(SOURCE MATERIAL)

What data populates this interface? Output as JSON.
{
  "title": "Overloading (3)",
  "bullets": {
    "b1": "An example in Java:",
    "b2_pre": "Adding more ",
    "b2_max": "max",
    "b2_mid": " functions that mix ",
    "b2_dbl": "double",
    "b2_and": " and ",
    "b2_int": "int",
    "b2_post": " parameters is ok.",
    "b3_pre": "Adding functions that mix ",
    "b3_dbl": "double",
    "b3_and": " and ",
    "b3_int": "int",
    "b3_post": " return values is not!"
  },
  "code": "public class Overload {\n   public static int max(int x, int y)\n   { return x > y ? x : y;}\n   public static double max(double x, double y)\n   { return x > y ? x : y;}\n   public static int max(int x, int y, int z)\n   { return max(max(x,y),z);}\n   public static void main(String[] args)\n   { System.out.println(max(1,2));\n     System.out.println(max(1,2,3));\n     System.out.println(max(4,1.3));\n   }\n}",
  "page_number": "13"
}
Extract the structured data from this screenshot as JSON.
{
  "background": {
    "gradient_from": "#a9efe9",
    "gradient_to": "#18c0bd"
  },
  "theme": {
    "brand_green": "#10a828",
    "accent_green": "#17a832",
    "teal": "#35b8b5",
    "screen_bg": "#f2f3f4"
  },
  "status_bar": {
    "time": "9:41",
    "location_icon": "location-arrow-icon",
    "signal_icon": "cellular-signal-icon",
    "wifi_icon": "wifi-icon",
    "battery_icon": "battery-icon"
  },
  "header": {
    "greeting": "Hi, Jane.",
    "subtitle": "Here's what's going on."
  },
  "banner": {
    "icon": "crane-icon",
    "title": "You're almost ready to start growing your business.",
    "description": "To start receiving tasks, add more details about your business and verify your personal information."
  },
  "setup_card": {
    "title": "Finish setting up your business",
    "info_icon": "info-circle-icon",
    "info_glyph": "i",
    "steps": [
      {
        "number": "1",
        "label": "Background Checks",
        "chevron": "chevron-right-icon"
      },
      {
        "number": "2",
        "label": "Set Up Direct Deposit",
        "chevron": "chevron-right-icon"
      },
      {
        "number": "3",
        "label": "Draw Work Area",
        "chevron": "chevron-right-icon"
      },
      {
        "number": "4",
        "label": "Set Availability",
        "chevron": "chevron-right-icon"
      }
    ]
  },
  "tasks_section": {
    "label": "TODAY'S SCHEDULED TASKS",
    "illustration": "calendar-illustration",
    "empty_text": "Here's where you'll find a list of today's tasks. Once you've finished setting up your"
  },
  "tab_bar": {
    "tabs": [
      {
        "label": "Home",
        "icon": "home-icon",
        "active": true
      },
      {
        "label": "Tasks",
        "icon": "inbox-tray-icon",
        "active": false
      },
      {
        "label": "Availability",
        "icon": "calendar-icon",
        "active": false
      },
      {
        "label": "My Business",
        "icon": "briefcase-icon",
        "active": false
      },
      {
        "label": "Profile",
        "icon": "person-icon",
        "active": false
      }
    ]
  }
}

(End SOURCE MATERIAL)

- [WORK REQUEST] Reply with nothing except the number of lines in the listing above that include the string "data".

- [REPLY] 2